**What this task involves**
Give the number of lines in the data that hold the word "title", and nothing else.

** Opening Input data block **

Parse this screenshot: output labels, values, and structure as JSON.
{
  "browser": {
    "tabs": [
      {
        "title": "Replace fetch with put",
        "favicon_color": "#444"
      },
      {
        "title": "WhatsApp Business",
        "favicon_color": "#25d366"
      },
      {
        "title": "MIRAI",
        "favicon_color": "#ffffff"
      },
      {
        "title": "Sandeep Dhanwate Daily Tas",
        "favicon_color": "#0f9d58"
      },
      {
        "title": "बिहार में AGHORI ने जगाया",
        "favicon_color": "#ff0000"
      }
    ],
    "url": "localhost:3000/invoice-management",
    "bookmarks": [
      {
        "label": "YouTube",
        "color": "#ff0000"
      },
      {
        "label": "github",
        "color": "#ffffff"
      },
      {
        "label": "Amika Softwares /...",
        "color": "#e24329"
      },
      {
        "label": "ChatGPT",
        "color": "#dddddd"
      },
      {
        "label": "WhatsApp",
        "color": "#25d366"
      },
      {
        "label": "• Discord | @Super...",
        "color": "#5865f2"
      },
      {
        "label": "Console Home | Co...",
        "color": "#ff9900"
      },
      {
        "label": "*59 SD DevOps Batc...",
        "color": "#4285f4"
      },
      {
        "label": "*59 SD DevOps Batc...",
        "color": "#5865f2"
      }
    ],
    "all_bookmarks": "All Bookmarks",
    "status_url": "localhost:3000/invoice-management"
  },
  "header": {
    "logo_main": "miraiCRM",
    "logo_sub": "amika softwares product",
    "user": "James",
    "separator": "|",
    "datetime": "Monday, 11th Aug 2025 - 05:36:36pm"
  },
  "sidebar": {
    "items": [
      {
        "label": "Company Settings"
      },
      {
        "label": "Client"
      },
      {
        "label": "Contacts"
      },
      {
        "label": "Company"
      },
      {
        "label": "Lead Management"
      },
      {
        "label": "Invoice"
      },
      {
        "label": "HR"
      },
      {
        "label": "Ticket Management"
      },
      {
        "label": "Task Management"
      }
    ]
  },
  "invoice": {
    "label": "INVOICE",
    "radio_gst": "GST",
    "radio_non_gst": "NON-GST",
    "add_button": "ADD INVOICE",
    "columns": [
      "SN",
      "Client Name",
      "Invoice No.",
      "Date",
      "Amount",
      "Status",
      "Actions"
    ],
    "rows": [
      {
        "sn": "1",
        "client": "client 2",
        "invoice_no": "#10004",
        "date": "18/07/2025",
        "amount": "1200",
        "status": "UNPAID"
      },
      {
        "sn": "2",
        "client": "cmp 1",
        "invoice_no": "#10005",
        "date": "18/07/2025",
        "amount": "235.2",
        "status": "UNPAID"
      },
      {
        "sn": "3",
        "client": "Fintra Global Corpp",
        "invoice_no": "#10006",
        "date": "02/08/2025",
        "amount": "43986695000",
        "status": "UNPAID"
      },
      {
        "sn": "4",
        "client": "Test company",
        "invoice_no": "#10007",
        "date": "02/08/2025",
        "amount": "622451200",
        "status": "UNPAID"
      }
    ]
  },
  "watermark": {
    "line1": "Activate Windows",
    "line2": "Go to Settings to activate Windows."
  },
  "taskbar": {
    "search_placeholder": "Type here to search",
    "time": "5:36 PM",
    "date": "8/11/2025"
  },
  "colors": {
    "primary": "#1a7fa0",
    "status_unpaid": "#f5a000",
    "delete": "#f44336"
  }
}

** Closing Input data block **

**Exercise output**
5